Data about app and page elements:
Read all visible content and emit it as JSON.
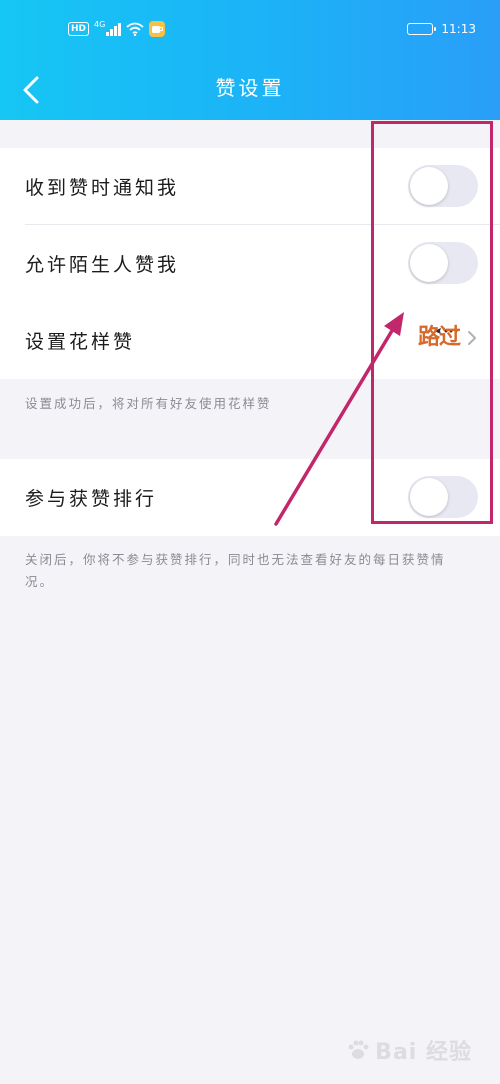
{
  "status_bar": {
    "hd": "HD",
    "network": "4G",
    "time": "11:13"
  },
  "nav": {
    "title": "赞设置"
  },
  "settings": {
    "notify_label": "收到赞时通知我",
    "stranger_label": "允许陌生人赞我",
    "style_label": "设置花样赞",
    "style_value": "路过",
    "style_note": "设置成功后，将对所有好友使用花样赞",
    "ranking_label": "参与获赞排行",
    "ranking_note": "关闭后，你将不参与获赞排行，同时也无法查看好友的每日获赞情况。"
  },
  "toggles": {
    "notify": false,
    "stranger": false,
    "ranking": false
  },
  "watermark": {
    "text": "Bai 经验"
  },
  "colors": {
    "header_start": "#16c6f4",
    "header_end": "#2a9ef8",
    "annotation": "#c2276b",
    "toggle_off": "#e7e8f1",
    "style_badge": "#d8692a"
  },
  "icons": {
    "back": "chevron-left-icon",
    "chevron": "chevron-right-icon",
    "wifi": "wifi-icon",
    "signal": "signal-icon",
    "battery": "battery-icon"
  }
}
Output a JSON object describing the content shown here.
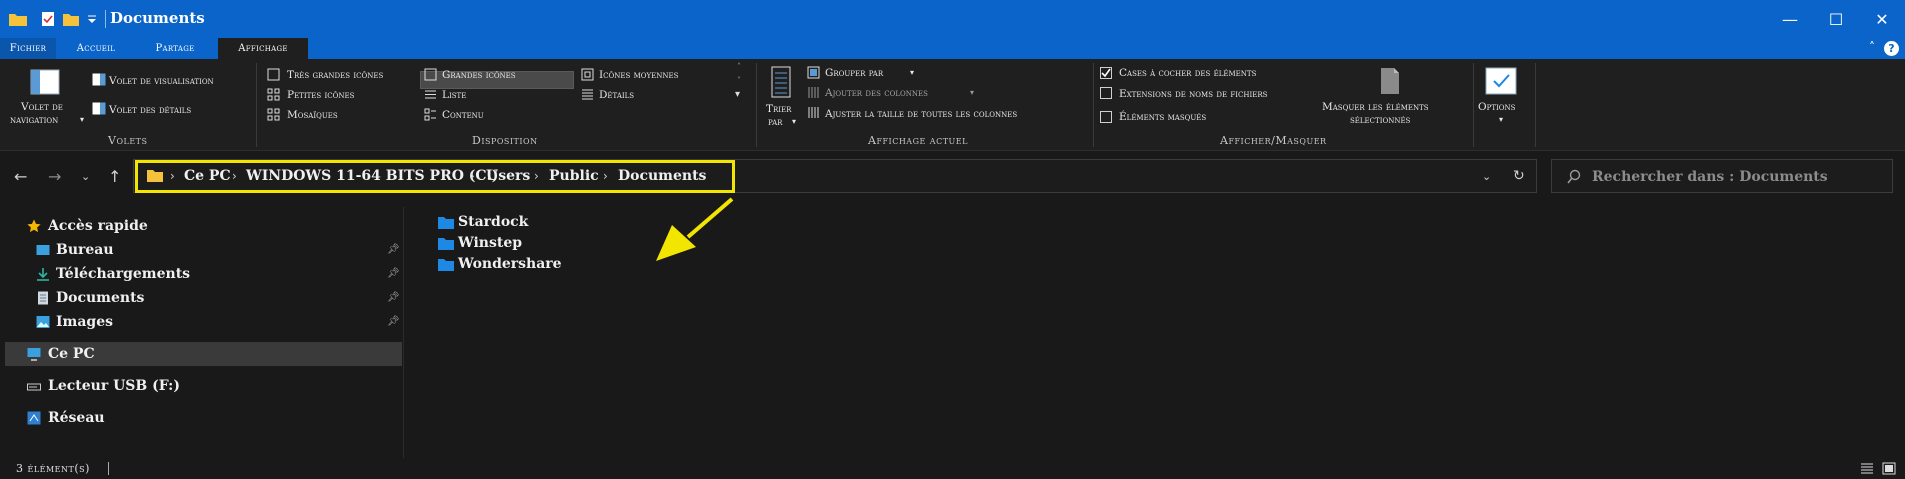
{
  "window": {
    "title": "Documents",
    "minimize_glyph": "—",
    "maximize_glyph": "☐",
    "close_glyph": "✕"
  },
  "ribbon_tabs": [
    {
      "label": "Fichier"
    },
    {
      "label": "Accueil"
    },
    {
      "label": "Partage"
    },
    {
      "label": "Affichage"
    }
  ],
  "help_glyph": "?",
  "collapse_glyph": "˄",
  "ribbon": {
    "volets": {
      "group_label": "Volets",
      "navigation_line1": "Volet de",
      "navigation_line2": "navigation",
      "visualisation": "Volet de visualisation",
      "details": "Volet des détails"
    },
    "disposition": {
      "group_label": "Disposition",
      "tres_grandes": "Très grandes icônes",
      "grandes": "Grandes icônes",
      "moyennes": "Icônes moyennes",
      "petites": "Petites icônes",
      "liste": "Liste",
      "details": "Détails",
      "mosaiques": "Mosaïques",
      "contenu": "Contenu",
      "selected": "Liste"
    },
    "affichage_actuel": {
      "group_label": "Affichage actuel",
      "trier_line1": "Trier",
      "trier_line2": "par",
      "grouper": "Grouper par",
      "ajouter": "Ajouter des colonnes",
      "ajuster": "Ajuster la taille de toutes les colonnes"
    },
    "afficher_masquer": {
      "group_label": "Afficher/Masquer",
      "cases": "Cases à cocher des éléments",
      "extensions": "Extensions de noms de fichiers",
      "masques": "Éléments masqués",
      "masquer_line1": "Masquer les éléments",
      "masquer_line2": "sélectionnés",
      "checked": {
        "cases": true,
        "extensions": false,
        "masques": false
      }
    },
    "options": {
      "label": "Options"
    }
  },
  "address": {
    "crumbs": [
      "Ce PC",
      "WINDOWS 11-64 BITS PRO (C:)",
      "Users",
      "Public",
      "Documents"
    ],
    "search_placeholder": "Rechercher dans : Documents"
  },
  "nav_pane": {
    "quick_access": "Accès rapide",
    "quick_items": [
      "Bureau",
      "Téléchargements",
      "Documents",
      "Images"
    ],
    "this_pc": "Ce PC",
    "usb": "Lecteur USB (F:)",
    "network": "Réseau"
  },
  "files": [
    "Stardock",
    "Winstep",
    "Wondershare"
  ],
  "status": {
    "count": "3 élément(s)"
  },
  "colors": {
    "accent": "#0b64c9",
    "highlight": "#f2e600",
    "folder": "#1e88e5"
  }
}
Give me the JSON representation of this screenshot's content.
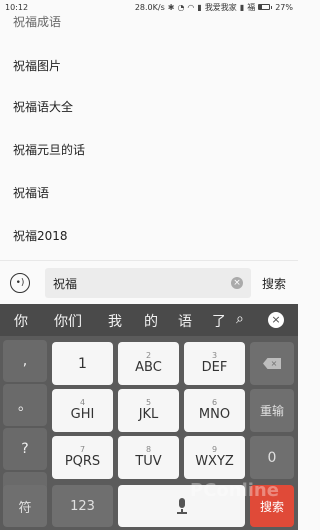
{
  "status_bar": {
    "time": "10:12",
    "network_speed": "28.0K/s",
    "carrier1": "我爱我家",
    "carrier2": "福",
    "battery": "27%",
    "icons": [
      "bluetooth-icon",
      "alarm-icon",
      "wifi-icon",
      "signal-icon"
    ]
  },
  "suggestions": [
    "祝福成语",
    "祝福图片",
    "祝福语大全",
    "祝福元旦的话",
    "祝福语",
    "祝福2018"
  ],
  "search": {
    "value": "祝福",
    "button_label": "搜索",
    "voice_icon": "voice-input-icon",
    "clear_icon": "clear-icon"
  },
  "keyboard": {
    "candidates": [
      "你",
      "你们",
      "我",
      "的",
      "语",
      "了"
    ],
    "side_keys": [
      ",",
      "。",
      "?",
      "!"
    ],
    "rows": [
      [
        {
          "digit": "",
          "letters": "1"
        },
        {
          "digit": "2",
          "letters": "ABC"
        },
        {
          "digit": "3",
          "letters": "DEF"
        }
      ],
      [
        {
          "digit": "4",
          "letters": "GHI"
        },
        {
          "digit": "5",
          "letters": "JKL"
        },
        {
          "digit": "6",
          "letters": "MNO"
        }
      ],
      [
        {
          "digit": "7",
          "letters": "PQRS"
        },
        {
          "digit": "8",
          "letters": "TUV"
        },
        {
          "digit": "9",
          "letters": "WXYZ"
        }
      ]
    ],
    "reenter_label": "重输",
    "zero_label": "0",
    "symbol_label": "符",
    "number_label": "123",
    "search_key_label": "搜索"
  },
  "watermark": "PConline"
}
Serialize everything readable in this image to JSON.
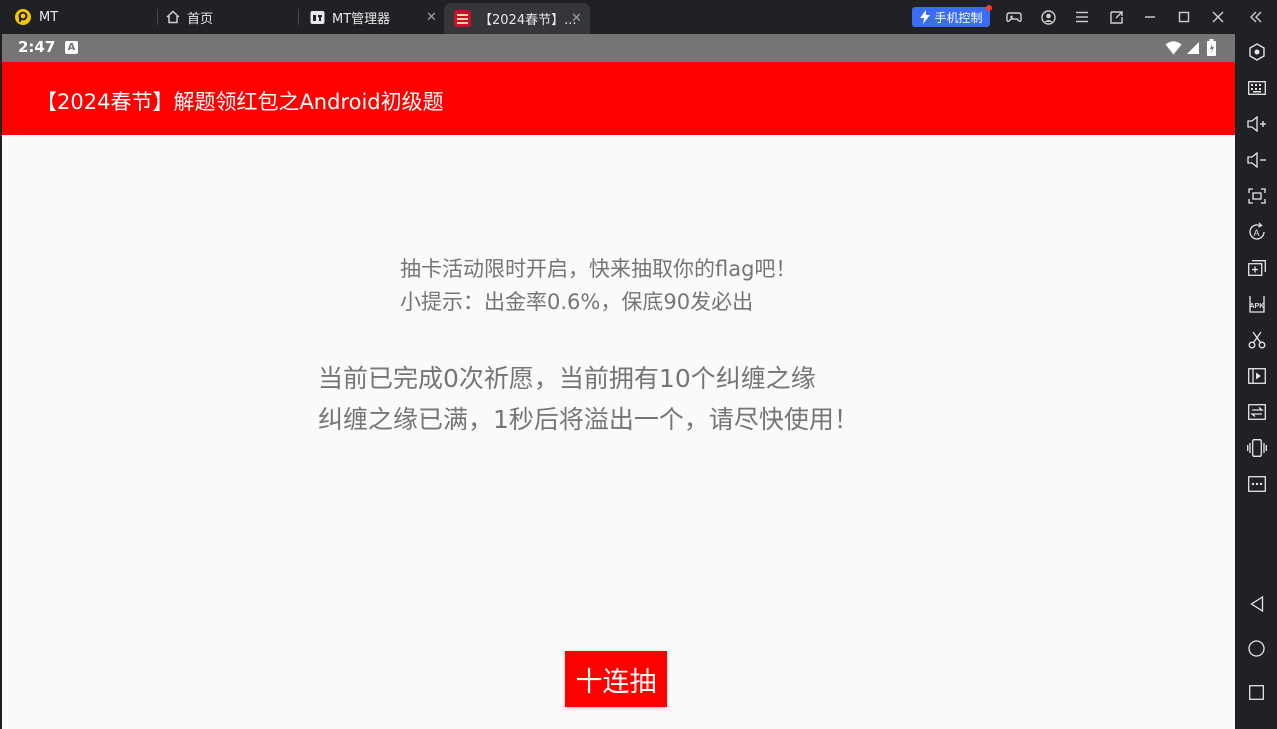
{
  "browser": {
    "tabs": [
      {
        "label": "MT",
        "icon": "mt-logo-icon"
      },
      {
        "label": "首页",
        "icon": "home-icon"
      },
      {
        "label": "MT管理器",
        "icon": "mt-manager-icon",
        "closable": true
      },
      {
        "label": "【2024春节】...",
        "icon": "app-icon",
        "closable": true,
        "active": true
      }
    ],
    "phone_control_label": "手机控制"
  },
  "statusbar": {
    "time": "2:47",
    "notification_icon": "a-icon"
  },
  "app": {
    "title": "【2024春节】解题领红包之Android初级题",
    "intro_line1": "抽卡活动限时开启，快来抽取你的flag吧！",
    "intro_line2": "小提示：出金率0.6%，保底90发必出",
    "status_line1": "当前已完成0次祈愿，当前拥有10个纠缠之缘",
    "status_line2": "纠缠之缘已满，1秒后将溢出一个，请尽快使用！",
    "draw_button_label": "十连抽"
  },
  "colors": {
    "accent": "#ff0000",
    "status_bar": "#757575",
    "phone_control": "#3b6cf5",
    "chrome": "#202124"
  },
  "sidebar_icons": [
    "settings-icon",
    "keyboard-icon",
    "volume-up-icon",
    "volume-down-icon",
    "screenshot-icon",
    "auto-rotate-icon",
    "add-window-icon",
    "apk-install-icon",
    "scissors-icon",
    "video-record-icon",
    "file-transfer-icon",
    "shake-icon",
    "more-icon",
    "back-icon",
    "home-circle-icon",
    "recents-icon"
  ]
}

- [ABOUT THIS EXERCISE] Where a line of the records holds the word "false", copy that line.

- [EXERCISE OUTPUT]
    "notify": false,
    "stranger": false,
    "ranking": false
        "extensions": false,
        "masques": false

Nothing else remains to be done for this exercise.